(Stored items from a collection)
+--

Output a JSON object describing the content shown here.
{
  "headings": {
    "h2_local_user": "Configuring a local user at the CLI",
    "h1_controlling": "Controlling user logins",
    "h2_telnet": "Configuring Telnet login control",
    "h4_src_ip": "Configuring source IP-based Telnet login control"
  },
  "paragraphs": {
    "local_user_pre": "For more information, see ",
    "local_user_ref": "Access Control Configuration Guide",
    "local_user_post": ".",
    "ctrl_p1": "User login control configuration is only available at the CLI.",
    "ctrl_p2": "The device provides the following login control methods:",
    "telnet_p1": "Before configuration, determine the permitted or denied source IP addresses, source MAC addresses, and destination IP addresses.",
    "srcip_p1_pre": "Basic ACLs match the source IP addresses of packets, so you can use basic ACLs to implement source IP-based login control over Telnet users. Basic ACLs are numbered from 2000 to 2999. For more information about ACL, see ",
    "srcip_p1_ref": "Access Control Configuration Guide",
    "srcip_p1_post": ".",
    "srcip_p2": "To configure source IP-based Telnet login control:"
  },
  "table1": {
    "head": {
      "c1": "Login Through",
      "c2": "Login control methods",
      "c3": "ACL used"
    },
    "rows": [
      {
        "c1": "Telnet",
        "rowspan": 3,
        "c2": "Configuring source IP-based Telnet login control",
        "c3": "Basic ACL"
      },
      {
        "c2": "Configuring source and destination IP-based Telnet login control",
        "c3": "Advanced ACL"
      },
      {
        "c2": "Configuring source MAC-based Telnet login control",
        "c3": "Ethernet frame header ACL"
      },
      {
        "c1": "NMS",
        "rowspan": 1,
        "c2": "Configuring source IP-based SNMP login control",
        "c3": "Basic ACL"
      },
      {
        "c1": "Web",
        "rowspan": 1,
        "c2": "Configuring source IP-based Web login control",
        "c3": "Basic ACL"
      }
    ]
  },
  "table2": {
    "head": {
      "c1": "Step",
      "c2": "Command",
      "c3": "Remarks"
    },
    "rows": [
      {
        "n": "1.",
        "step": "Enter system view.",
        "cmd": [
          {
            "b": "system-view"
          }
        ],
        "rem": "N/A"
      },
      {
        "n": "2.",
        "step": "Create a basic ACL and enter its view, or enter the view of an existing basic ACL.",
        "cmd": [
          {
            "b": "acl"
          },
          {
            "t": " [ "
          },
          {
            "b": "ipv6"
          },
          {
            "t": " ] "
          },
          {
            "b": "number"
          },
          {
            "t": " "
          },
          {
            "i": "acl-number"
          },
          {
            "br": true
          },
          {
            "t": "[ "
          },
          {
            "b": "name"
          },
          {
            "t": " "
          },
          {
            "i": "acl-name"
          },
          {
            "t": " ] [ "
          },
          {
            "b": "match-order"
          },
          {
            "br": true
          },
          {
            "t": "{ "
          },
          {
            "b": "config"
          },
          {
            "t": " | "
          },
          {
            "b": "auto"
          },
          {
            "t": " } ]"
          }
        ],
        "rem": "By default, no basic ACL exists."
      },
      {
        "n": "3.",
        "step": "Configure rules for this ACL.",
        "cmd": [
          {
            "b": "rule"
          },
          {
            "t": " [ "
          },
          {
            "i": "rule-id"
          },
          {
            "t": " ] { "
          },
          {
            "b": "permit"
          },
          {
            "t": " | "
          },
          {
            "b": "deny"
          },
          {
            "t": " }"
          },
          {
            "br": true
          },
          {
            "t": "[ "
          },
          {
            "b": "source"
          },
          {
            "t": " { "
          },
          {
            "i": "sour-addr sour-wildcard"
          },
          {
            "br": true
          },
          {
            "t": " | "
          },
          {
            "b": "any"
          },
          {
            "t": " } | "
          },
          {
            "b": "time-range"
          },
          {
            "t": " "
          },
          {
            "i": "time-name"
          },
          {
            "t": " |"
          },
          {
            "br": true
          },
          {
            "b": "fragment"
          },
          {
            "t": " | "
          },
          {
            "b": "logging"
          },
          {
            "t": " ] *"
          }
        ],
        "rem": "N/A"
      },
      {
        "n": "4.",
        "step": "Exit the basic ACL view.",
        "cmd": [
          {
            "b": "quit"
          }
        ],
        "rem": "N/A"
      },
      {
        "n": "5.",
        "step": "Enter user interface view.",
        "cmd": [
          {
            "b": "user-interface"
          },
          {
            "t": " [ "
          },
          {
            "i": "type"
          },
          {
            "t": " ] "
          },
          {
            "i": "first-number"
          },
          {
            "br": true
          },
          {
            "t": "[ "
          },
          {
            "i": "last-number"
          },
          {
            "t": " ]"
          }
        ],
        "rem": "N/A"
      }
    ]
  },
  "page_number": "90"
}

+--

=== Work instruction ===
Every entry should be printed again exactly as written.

=== Your response ===
Output a JSON object describing the content shown here.
{
  "headings": {
    "h2_local_user": "Configuring a local user at the CLI",
    "h1_controlling": "Controlling user logins",
    "h2_telnet": "Configuring Telnet login control",
    "h4_src_ip": "Configuring source IP-based Telnet login control"
  },
  "paragraphs": {
    "local_user_pre": "For more information, see ",
    "local_user_ref": "Access Control Configuration Guide",
    "local_user_post": ".",
    "ctrl_p1": "User login control configuration is only available at the CLI.",
    "ctrl_p2": "The device provides the following login control methods:",
    "telnet_p1": "Before configuration, determine the permitted or denied source IP addresses, source MAC addresses, and destination IP addresses.",
    "srcip_p1_pre": "Basic ACLs match the source IP addresses of packets, so you can use basic ACLs to implement source IP-based login control over Telnet users. Basic ACLs are numbered from 2000 to 2999. For more information about ACL, see ",
    "srcip_p1_ref": "Access Control Configuration Guide",
    "srcip_p1_post": ".",
    "srcip_p2": "To configure source IP-based Telnet login control:"
  },
  "table1": {
    "head": {
      "c1": "Login Through",
      "c2": "Login control methods",
      "c3": "ACL used"
    },
    "rows": [
      {
        "c1": "Telnet",
        "rowspan": 3,
        "c2": "Configuring source IP-based Telnet login control",
        "c3": "Basic ACL"
      },
      {
        "c2": "Configuring source and destination IP-based Telnet login control",
        "c3": "Advanced ACL"
      },
      {
        "c2": "Configuring source MAC-based Telnet login control",
        "c3": "Ethernet frame header ACL"
      },
      {
        "c1": "NMS",
        "rowspan": 1,
        "c2": "Configuring source IP-based SNMP login control",
        "c3": "Basic ACL"
      },
      {
        "c1": "Web",
        "rowspan": 1,
        "c2": "Configuring source IP-based Web login control",
        "c3": "Basic ACL"
      }
    ]
  },
  "table2": {
    "head": {
      "c1": "Step",
      "c2": "Command",
      "c3": "Remarks"
    },
    "rows": [
      {
        "n": "1.",
        "step": "Enter system view.",
        "cmd": [
          {
            "b": "system-view"
          }
        ],
        "rem": "N/A"
      },
      {
        "n": "2.",
        "step": "Create a basic ACL and enter its view, or enter the view of an existing basic ACL.",
        "cmd": [
          {
            "b": "acl"
          },
          {
            "t": " [ "
          },
          {
            "b": "ipv6"
          },
          {
            "t": " ] "
          },
          {
            "b": "number"
          },
          {
            "t": " "
          },
          {
            "i": "acl-number"
          },
          {
            "br": true
          },
          {
            "t": "[ "
          },
          {
            "b": "name"
          },
          {
            "t": " "
          },
          {
            "i": "acl-name"
          },
          {
            "t": " ] [ "
          },
          {
            "b": "match-order"
          },
          {
            "br": true
          },
          {
            "t": "{ "
          },
          {
            "b": "config"
          },
          {
            "t": " | "
          },
          {
            "b": "auto"
          },
          {
            "t": " } ]"
          }
        ],
        "rem": "By default, no basic ACL exists."
      },
      {
        "n": "3.",
        "step": "Configure rules for this ACL.",
        "cmd": [
          {
            "b": "rule"
          },
          {
            "t": " [ "
          },
          {
            "i": "rule-id"
          },
          {
            "t": " ] { "
          },
          {
            "b": "permit"
          },
          {
            "t": " | "
          },
          {
            "b": "deny"
          },
          {
            "t": " }"
          },
          {
            "br": true
          },
          {
            "t": "[ "
          },
          {
            "b": "source"
          },
          {
            "t": " { "
          },
          {
            "i": "sour-addr sour-wildcard"
          },
          {
            "br": true
          },
          {
            "t": " | "
          },
          {
            "b": "any"
          },
          {
            "t": " } | "
          },
          {
            "b": "time-range"
          },
          {
            "t": " "
          },
          {
            "i": "time-name"
          },
          {
            "t": " |"
          },
          {
            "br": true
          },
          {
            "b": "fragment"
          },
          {
            "t": " | "
          },
          {
            "b": "logging"
          },
          {
            "t": " ] *"
          }
        ],
        "rem": "N/A"
      },
      {
        "n": "4.",
        "step": "Exit the basic ACL view.",
        "cmd": [
          {
            "b": "quit"
          }
        ],
        "rem": "N/A"
      },
      {
        "n": "5.",
        "step": "Enter user interface view.",
        "cmd": [
          {
            "b": "user-interface"
          },
          {
            "t": " [ "
          },
          {
            "i": "type"
          },
          {
            "t": " ] "
          },
          {
            "i": "first-number"
          },
          {
            "br": true
          },
          {
            "t": "[ "
          },
          {
            "i": "last-number"
          },
          {
            "t": " ]"
          }
        ],
        "rem": "N/A"
      }
    ]
  },
  "page_number": "90"
}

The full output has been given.